Ellen Axson Wilson to Woodrow Wilson

Identifier

WWP14955

Description

Ellen Axson Wilson writes to her husband, Woodrow Wilson.

Source

Library of Congress

Publisher

Woodrow Wilson Presidential Library & Museum

Language

English

Spatial Coverage

Baltimore, MD

Text

My own darling

I have been getting quite miserable for want of an opportunity to write to you. This is literally the first I have had! We had breakfast at nine yesterday. We I had just finished and talked with Mrs. Reid for a quarter of an hour when they came for me to go to church,— and I did not get back to the house until 10 at night! I would have written then, tired as I was, if I had had a light that I could see by

Then Madge insisted that we must be at the college by 9.30 this morning to secure a seat, so I hurried through breakfast and was off at nine,— returned just in time for a half past one dinner from which we have just arisen.

In spite of my early start yesterday, we reached the church too late to secure a seat out of the gallery, so that the services were to me all dumb show. Afterwards I dined with Madge and her friends in hall, then they all went, fourteen of them, went to her room to meet me. We really had a very pleasant time together,– they are very attractive girls. At 3.30 I started to the hospital, having been lucky enough to find a guide, a sweet young girl in training there, the sister of one of the doctors. She belonged to Madge's “fraternity” at the University of Wis. & was over at the college to see her “sisters” I spent a delightful hour and a half with your Aunt. She is lovely. And it was most -fortunate- I went then, for she leaves for Chillicothe today. The doctor says there is nothing the matter with her heart, – it is all “nerves.” Then having telephoned for a cab, I drove to Mary Hoyts to tea, and she brought me home at 9.45.

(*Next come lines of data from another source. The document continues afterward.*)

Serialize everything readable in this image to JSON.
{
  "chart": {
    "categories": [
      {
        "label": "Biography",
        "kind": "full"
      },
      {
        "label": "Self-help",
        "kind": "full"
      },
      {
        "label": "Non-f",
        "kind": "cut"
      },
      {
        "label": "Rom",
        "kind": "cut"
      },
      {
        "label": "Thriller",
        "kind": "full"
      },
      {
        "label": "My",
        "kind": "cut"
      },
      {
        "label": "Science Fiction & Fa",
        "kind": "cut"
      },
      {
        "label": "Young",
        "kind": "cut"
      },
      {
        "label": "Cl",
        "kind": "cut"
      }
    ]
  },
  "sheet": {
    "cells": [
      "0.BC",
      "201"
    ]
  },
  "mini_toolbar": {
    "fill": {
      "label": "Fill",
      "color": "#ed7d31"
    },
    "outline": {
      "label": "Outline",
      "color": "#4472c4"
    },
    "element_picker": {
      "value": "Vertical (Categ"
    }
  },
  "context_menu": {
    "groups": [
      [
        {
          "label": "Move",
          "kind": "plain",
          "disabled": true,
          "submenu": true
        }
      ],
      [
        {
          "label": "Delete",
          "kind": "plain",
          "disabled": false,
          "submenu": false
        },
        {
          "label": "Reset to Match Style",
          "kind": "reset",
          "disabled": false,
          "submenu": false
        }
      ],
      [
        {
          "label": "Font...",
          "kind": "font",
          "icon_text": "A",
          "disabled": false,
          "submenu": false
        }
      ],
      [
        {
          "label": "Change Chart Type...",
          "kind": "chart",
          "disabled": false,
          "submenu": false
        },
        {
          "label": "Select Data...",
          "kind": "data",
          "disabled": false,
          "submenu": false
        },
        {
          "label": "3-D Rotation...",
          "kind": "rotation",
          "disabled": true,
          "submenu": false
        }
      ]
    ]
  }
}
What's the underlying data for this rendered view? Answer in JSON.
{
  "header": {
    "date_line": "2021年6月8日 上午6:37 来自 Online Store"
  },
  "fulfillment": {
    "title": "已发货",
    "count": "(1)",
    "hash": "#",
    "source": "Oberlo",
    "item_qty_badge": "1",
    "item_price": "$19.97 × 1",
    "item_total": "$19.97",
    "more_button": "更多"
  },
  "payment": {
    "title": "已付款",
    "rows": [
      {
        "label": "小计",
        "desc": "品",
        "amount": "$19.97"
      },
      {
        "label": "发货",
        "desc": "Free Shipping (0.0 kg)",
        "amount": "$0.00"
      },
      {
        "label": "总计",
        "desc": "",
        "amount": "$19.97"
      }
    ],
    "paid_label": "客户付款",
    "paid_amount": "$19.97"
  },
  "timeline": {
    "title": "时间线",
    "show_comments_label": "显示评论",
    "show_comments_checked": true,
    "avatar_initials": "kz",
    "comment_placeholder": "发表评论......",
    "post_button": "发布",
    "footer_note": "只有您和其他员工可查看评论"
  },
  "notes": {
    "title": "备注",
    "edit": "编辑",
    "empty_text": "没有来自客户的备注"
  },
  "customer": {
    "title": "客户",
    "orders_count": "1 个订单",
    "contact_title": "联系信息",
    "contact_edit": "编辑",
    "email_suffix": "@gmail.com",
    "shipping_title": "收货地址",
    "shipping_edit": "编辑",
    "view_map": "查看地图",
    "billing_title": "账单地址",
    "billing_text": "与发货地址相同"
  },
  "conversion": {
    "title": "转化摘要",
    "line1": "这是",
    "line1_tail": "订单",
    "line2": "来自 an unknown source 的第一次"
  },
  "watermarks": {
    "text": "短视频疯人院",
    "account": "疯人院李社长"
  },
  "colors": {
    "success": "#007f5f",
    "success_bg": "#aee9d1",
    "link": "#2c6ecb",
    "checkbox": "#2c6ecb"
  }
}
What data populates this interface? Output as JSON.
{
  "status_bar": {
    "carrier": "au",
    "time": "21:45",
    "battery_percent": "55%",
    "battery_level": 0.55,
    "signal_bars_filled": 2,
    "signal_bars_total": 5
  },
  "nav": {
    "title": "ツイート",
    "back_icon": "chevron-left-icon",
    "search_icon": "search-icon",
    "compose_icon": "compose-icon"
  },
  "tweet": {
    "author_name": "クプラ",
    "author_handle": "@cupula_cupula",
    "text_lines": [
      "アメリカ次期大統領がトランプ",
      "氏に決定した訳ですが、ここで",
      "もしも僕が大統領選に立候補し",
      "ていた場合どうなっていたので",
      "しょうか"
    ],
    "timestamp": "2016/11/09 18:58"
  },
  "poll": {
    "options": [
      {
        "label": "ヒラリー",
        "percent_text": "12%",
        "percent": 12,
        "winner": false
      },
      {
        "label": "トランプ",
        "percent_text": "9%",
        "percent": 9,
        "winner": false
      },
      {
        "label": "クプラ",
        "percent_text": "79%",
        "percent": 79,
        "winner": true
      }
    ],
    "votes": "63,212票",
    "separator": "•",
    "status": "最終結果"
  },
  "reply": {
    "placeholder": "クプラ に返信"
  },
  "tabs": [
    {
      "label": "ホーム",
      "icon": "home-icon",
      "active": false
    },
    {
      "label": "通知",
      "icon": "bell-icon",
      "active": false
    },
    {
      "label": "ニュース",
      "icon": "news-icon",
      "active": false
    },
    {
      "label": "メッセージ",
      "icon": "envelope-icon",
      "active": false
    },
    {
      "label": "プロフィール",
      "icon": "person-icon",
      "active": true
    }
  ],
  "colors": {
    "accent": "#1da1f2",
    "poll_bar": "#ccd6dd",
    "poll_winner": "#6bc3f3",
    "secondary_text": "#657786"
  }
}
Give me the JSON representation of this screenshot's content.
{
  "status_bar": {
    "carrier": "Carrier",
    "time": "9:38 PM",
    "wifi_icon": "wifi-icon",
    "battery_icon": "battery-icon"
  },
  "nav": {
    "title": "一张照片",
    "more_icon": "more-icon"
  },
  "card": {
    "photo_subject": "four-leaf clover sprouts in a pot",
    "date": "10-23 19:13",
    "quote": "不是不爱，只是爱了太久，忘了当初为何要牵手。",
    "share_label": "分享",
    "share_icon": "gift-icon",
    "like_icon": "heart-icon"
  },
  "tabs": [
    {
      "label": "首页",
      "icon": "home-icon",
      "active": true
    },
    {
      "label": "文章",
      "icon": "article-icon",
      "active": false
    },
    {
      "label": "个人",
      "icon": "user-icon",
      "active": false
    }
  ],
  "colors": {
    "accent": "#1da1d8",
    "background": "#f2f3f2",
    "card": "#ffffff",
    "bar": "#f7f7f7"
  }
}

The exercises this morning were much more entertaining than the Princeton Class Days, — but that will keep. Margaret came back to dinner with me. I am going to see Mrs. Bird presently and in the meantime am hoping against hope that Ed will turn up. I am to have the carriage at 5.30 and it will be nice if I can find them to drive with me. In the morning at ten I take Margaret to the occulists. So you see in a way all goess well, though in another sense not at all, for Mrs. Reid is ill in bed & I havn't seen her since yesterday morning. She was almost speechless then with a heavy cold. And they are to sail for Europe on Saturday! It gives me the most unhappy sense of making a convenience of our friends to be here under such circumstances; though it is unnecessary to add that they seem to like being made a convenience of. They are lovely! But oh how glad I will be to get back to my darling! I havn't heard from you yet, — am hoping for a few lines by bedtime. I am a bit homesick to tell the truth, – I want my love more than tongue can tell.

But I must close and try to see the Birds. Margaret is very happy and sends love to all. She is here with me now. Dear love & kisses to the children, and for your dear self love beyond expression from

Your own, Eileen

Original Format

Letter

Files

http://resources.presidentwilson.org/wp-content/uploads/2019/04/WWP14955.pdf

Citation

Wilson, Ellen Axson, “Ellen Axson Wilson to Woodrow Wilson,” 1902 June 2, WWP14955, Ellen Axson Wilson Letters, Woodrow Wilson Presidential Library & Museum, Staunton, Virginia.

Transcribe This Item

  1. http://resources.presidentwilson.org/wp-content/uploads/2019/04/WWP14955.pdf